• TASK BRIEF: Scan the entries below for the word "JSON" and copy every line in which it occurs.

• RECORDS SHOWN:
***

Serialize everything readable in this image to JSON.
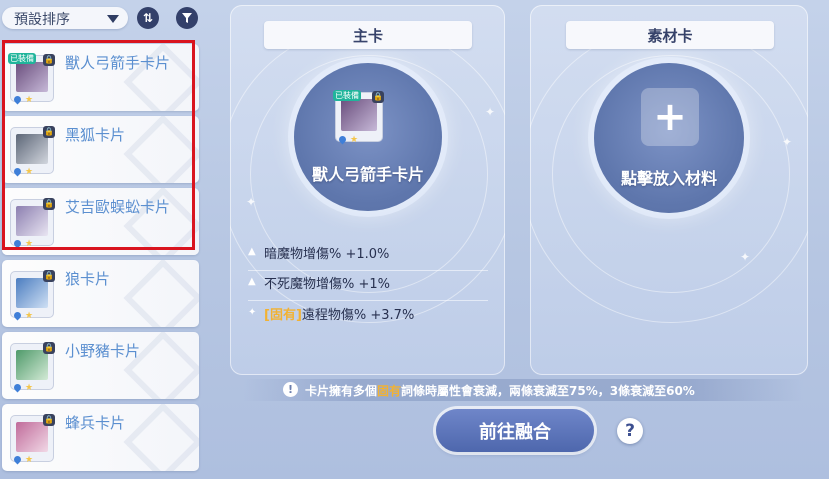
{
  "toolbar": {
    "sort_value": "預設排序",
    "order_toggle_glyph": "⇅",
    "filter_glyph": "▼"
  },
  "card_list": [
    {
      "label": "獸人弓箭手卡片",
      "equipped": true,
      "badge": "已裝備",
      "art_color": "#6a4e7d"
    },
    {
      "label": "黑狐卡片",
      "equipped": false,
      "badge": "",
      "art_color": "#5c6677"
    },
    {
      "label": "艾吉歐蜈蚣卡片",
      "equipped": false,
      "badge": "",
      "art_color": "#8c7fb0"
    },
    {
      "label": "狼卡片",
      "equipped": false,
      "badge": "",
      "art_color": "#4b7dc0"
    },
    {
      "label": "小野豬卡片",
      "equipped": false,
      "badge": "",
      "art_color": "#4f9a6a"
    },
    {
      "label": "蜂兵卡片",
      "equipped": false,
      "badge": "",
      "art_color": "#c06b9a"
    }
  ],
  "main_card": {
    "title": "主卡",
    "card_name": "獸人弓箭手卡片",
    "badge": "已裝備"
  },
  "material_card": {
    "title": "素材卡",
    "placeholder": "點擊放入材料",
    "plus_glyph": "+"
  },
  "stats": [
    {
      "prefix": "",
      "text": "暗魔物增傷% +1.0%",
      "marker": "▲"
    },
    {
      "prefix": "",
      "text": "不死魔物增傷% +1%",
      "marker": "▲"
    },
    {
      "prefix": "[固有]",
      "text": "遠程物傷% +3.7%",
      "marker": "✦"
    }
  ],
  "notice": {
    "before": "卡片擁有多個",
    "highlight": "固有",
    "after": "詞條時屬性會衰減，兩條衰減至75%，3條衰減至60%",
    "icon_glyph": "!"
  },
  "actions": {
    "fusion_label": "前往融合",
    "help_glyph": "?"
  },
  "colors": {
    "accent": "#5b8fd0",
    "selection_frame": "#d9141f",
    "fixed_tag": "#f2b233",
    "equipped_badge": "#20b59b"
  }
}
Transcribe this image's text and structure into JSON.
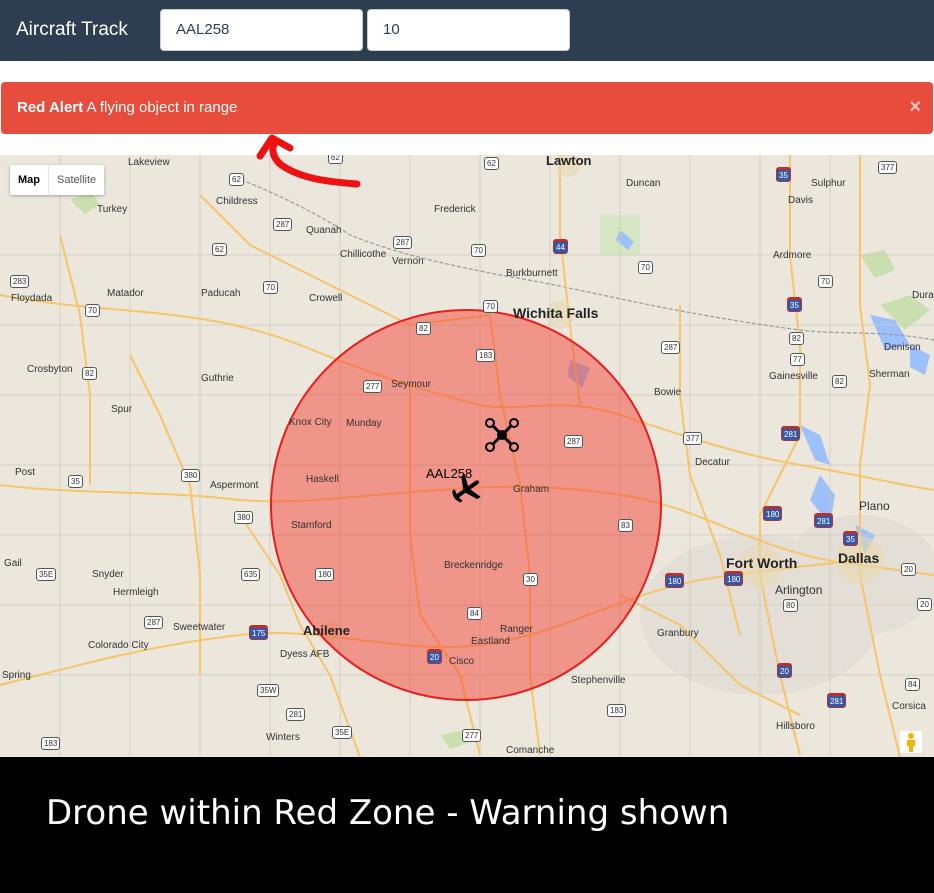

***

• RESPONSE TO THE TASK:
Serialize everything readable in this image to JSON.
Transcribe this image's text and structure into JSON.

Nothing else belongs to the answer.